● **What you have to do**:
Below are some entries. Output each one exactly as it appears.

● **Available data**:
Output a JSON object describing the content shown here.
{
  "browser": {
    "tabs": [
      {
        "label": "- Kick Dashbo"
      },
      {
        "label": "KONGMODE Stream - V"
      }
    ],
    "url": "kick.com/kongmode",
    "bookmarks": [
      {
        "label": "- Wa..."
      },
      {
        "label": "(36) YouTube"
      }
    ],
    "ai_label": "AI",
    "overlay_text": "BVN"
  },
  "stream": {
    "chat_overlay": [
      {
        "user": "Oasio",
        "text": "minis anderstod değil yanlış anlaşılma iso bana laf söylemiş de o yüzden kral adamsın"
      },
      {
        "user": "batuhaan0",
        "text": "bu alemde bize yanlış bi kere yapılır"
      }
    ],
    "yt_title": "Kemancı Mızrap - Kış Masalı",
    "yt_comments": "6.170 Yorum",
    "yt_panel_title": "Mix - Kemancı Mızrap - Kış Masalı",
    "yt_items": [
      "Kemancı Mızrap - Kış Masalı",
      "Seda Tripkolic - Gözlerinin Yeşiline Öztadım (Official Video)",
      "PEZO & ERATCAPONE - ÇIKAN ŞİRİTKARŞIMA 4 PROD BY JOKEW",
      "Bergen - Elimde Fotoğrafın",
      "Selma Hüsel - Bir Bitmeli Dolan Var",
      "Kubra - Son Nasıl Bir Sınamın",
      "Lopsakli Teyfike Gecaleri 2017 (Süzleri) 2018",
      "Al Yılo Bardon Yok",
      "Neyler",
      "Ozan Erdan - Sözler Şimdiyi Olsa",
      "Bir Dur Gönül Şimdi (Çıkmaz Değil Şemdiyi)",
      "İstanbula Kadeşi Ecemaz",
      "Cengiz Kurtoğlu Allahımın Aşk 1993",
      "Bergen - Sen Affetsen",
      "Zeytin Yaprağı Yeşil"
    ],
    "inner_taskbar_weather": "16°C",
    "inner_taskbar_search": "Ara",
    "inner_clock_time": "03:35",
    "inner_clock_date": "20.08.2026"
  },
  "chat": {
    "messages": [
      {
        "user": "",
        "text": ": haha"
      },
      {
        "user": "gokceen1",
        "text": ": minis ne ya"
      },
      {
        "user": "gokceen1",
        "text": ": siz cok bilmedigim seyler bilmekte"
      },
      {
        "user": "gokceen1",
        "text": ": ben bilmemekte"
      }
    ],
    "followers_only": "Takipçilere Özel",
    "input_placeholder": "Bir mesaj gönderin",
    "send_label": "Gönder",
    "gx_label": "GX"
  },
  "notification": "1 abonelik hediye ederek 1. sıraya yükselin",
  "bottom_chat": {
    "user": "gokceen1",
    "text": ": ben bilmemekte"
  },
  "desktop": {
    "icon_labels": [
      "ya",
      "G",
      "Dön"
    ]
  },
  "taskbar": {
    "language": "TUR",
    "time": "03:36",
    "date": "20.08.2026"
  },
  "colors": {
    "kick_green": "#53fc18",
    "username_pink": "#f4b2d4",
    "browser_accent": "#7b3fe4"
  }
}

● **Your solution**:
Output a JSON object describing the content shown here.
{
  "browser": {
    "tabs": [
      {
        "label": "- Kick Dashbo"
      },
      {
        "label": "KONGMODE Stream - V"
      }
    ],
    "url": "kick.com/kongmode",
    "bookmarks": [
      {
        "label": "- Wa..."
      },
      {
        "label": "(36) YouTube"
      }
    ],
    "ai_label": "AI",
    "overlay_text": "BVN"
  },
  "stream": {
    "chat_overlay": [
      {
        "user": "Oasio",
        "text": "minis anderstod değil yanlış anlaşılma iso bana laf söylemiş de o yüzden kral adamsın"
      },
      {
        "user": "batuhaan0",
        "text": "bu alemde bize yanlış bi kere yapılır"
      }
    ],
    "yt_title": "Kemancı Mızrap - Kış Masalı",
    "yt_comments": "6.170 Yorum",
    "yt_panel_title": "Mix - Kemancı Mızrap - Kış Masalı",
    "yt_items": [
      "Kemancı Mızrap - Kış Masalı",
      "Seda Tripkolic - Gözlerinin Yeşiline Öztadım (Official Video)",
      "PEZO & ERATCAPONE - ÇIKAN ŞİRİTKARŞIMA 4 PROD BY JOKEW",
      "Bergen - Elimde Fotoğrafın",
      "Selma Hüsel - Bir Bitmeli Dolan Var",
      "Kubra - Son Nasıl Bir Sınamın",
      "Lopsakli Teyfike Gecaleri 2017 (Süzleri) 2018",
      "Al Yılo Bardon Yok",
      "Neyler",
      "Ozan Erdan - Sözler Şimdiyi Olsa",
      "Bir Dur Gönül Şimdi (Çıkmaz Değil Şemdiyi)",
      "İstanbula Kadeşi Ecemaz",
      "Cengiz Kurtoğlu Allahımın Aşk 1993",
      "Bergen - Sen Affetsen",
      "Zeytin Yaprağı Yeşil"
    ],
    "inner_taskbar_weather": "16°C",
    "inner_taskbar_search": "Ara",
    "inner_clock_time": "03:35",
    "inner_clock_date": "20.08.2026"
  },
  "chat": {
    "messages": [
      {
        "user": "",
        "text": ": haha"
      },
      {
        "user": "gokceen1",
        "text": ": minis ne ya"
      },
      {
        "user": "gokceen1",
        "text": ": siz cok bilmedigim seyler bilmekte"
      },
      {
        "user": "gokceen1",
        "text": ": ben bilmemekte"
      }
    ],
    "followers_only": "Takipçilere Özel",
    "input_placeholder": "Bir mesaj gönderin",
    "send_label": "Gönder",
    "gx_label": "GX"
  },
  "notification": "1 abonelik hediye ederek 1. sıraya yükselin",
  "bottom_chat": {
    "user": "gokceen1",
    "text": ": ben bilmemekte"
  },
  "desktop": {
    "icon_labels": [
      "ya",
      "G",
      "Dön"
    ]
  },
  "taskbar": {
    "language": "TUR",
    "time": "03:36",
    "date": "20.08.2026"
  },
  "colors": {
    "kick_green": "#53fc18",
    "username_pink": "#f4b2d4",
    "browser_accent": "#7b3fe4"
  }
}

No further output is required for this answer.